Installing Microsoft’s key on Ubuntu

wget -q https://packages.microsoft.com/config/ubuntu/$(lsb_release -rs)/packages-microsoft-prod.deb -O packages-microsoft-prod.deb
sudo dpkg -i packages-microsoft-prod.deb

Installing procdump

sudo apt-get update
sudo apt-get install procdump

Building procdump from scratch

For pen testing the preferred option (if the tool is not yet available) to build it from scratch. Instructions can be found on procdump's Github repo.

Basic usage and features

When invoking procdump specify the PID and the tool will do its magic to create a core memory dump.

sudo procdump -o /tmp -p 27390

Above I also specified the -o to write the dump to a specific folder.

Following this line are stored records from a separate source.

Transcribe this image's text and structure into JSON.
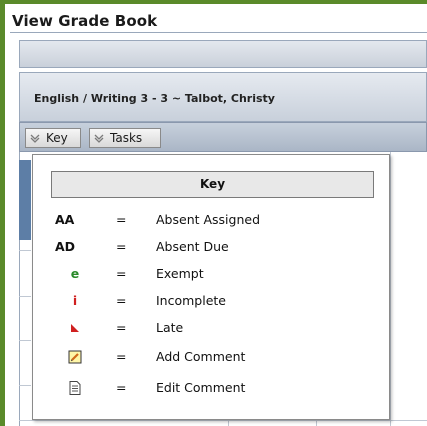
{
  "page": {
    "title": "View Grade Book"
  },
  "course": {
    "title": "English / Writing 3 - 3 ~ Talbot, Christy"
  },
  "toolbar": {
    "key_label": "Key",
    "tasks_label": "Tasks"
  },
  "key_popup": {
    "header": "Key",
    "equals": "=",
    "rows": [
      {
        "symbol": "AA",
        "icon": "",
        "description": "Absent Assigned"
      },
      {
        "symbol": "AD",
        "icon": "",
        "description": "Absent Due"
      },
      {
        "symbol": "e",
        "icon": "",
        "description": "Exempt",
        "color": "#2a8a2a"
      },
      {
        "symbol": "i",
        "icon": "",
        "description": "Incomplete",
        "color": "#d02020"
      },
      {
        "symbol": "",
        "icon": "late-flag-icon",
        "description": "Late",
        "color": "#d02020"
      },
      {
        "symbol": "",
        "icon": "add-comment-icon",
        "description": "Add Comment"
      },
      {
        "symbol": "",
        "icon": "edit-comment-icon",
        "description": "Edit Comment"
      }
    ]
  },
  "colors": {
    "accent_green": "#5a8a2a",
    "header_blue": "#5d7ea6",
    "toolbar_blue": "#aab6c6"
  }
}
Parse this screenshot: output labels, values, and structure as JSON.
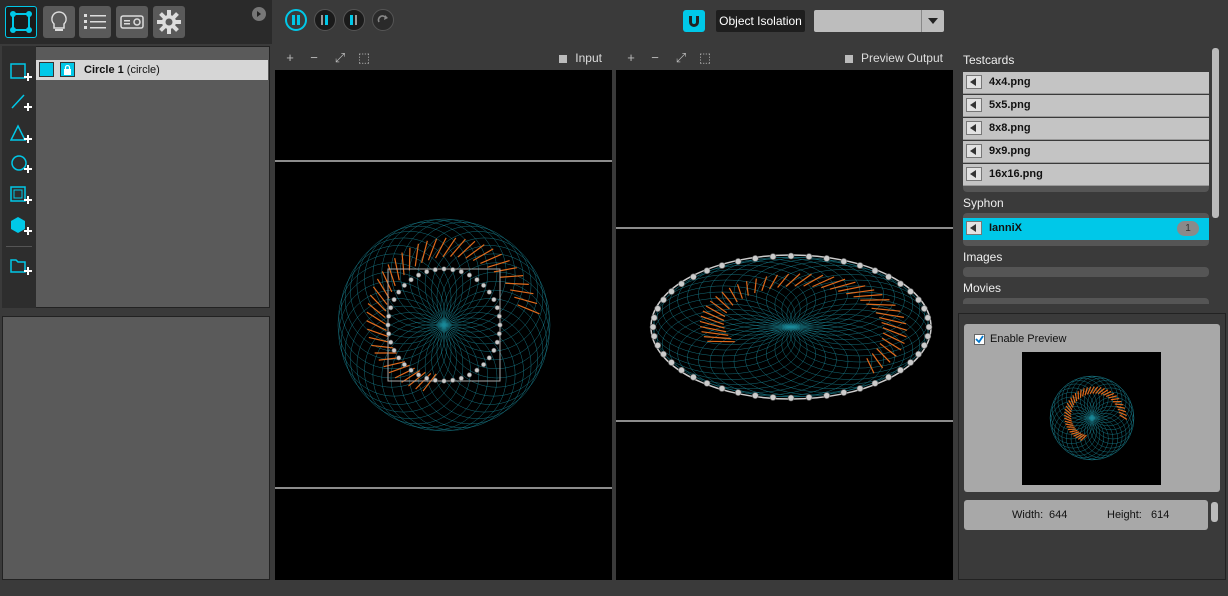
{
  "toolbar": {
    "modes": [
      {
        "name": "mapping-mode",
        "icon": "mapping-icon",
        "active": true
      },
      {
        "name": "output-mode",
        "icon": "lightbulb-icon",
        "active": false
      },
      {
        "name": "list-mode",
        "icon": "list-icon",
        "active": false
      },
      {
        "name": "projector-mode",
        "icon": "projector-icon",
        "active": false
      },
      {
        "name": "settings-mode",
        "icon": "gear-icon",
        "active": false
      }
    ],
    "object_isolation_label": "Object Isolation",
    "dropdown_value": ""
  },
  "layers": {
    "items": [
      {
        "name_bold": "Circle 1",
        "name_rest": " (circle)"
      }
    ]
  },
  "viewports": {
    "input_title": "Input",
    "output_title": "Preview Output"
  },
  "sources": {
    "testcards_title": "Testcards",
    "testcards": [
      "4x4.png",
      "5x5.png",
      "8x8.png",
      "9x9.png",
      "16x16.png"
    ],
    "syphon_title": "Syphon",
    "syphon": [
      {
        "label": "IanniX",
        "badge": "1"
      }
    ],
    "images_title": "Images",
    "movies_title": "Movies"
  },
  "preview": {
    "enable_label": "Enable Preview",
    "enabled": true,
    "width_label": "Width:",
    "width_value": "644",
    "height_label": "Height:",
    "height_value": "614"
  },
  "colors": {
    "accent": "#00c8e8",
    "orange": "#e06a1c",
    "teal": "#1a8a9a"
  }
}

Most features are useful for debugging performance and memory leak kind of issues. For instance, it’s possible to dump the memory when the CPU is under a certain load and so on.

These features are less interesting for red teamer’s nefarious purposes.

It’s also possible to use the imagename instead of the PID with the -w options, for instance:

sudo procdump -w firefox

This will write a core memory dump of the browser to the hard drive, and afterwards one go credential hunting and look for passwords and cookies inside it.

Demo Scenario

Let’s say the malicious engineer wants to see what another user is up to on a Jumpbox.

The attacker already pivoted onto that host and now is inspecting the processes and notices that user Bob is working in nano.

Attacker uses procdump on Bob’s nano process

sudo procdump -w nano

This is how the output looks like: Attacker dumping nano

Attacker searches the core memory dump for interesting information

The next step is to analyze the memory dump, let’s to a simple string search and grep:

~$ strings nano_time_2021-08-09_10\:23\:42.3197  | grep password
password="
password=helloWorld!

Screenshot of the procedure:

Attacker searching for passwords

After getting a hold of the process memory, you can use grep, strings or the previously mentioned Silver Searcher to search through the core dump files.

What did Bob work on at that moment?

Finally, as a reference, this is how Bob’s session looked like at that point. He was working in nano, using it as a scratchpad for passwords, which he does never store onto disk.

Bob uses nano

The interesting thing is that many developers and engineers do exactly as Bob did. They use ephemeral, non-persistent notepad files, etc. to temporarily hold credentials.

Conclusion

procdump is quite neat and useful. Hope this mini-intro was helpful to learn more about procdump and its existance on Linux.

Cheers, @wunderwuzzi23

References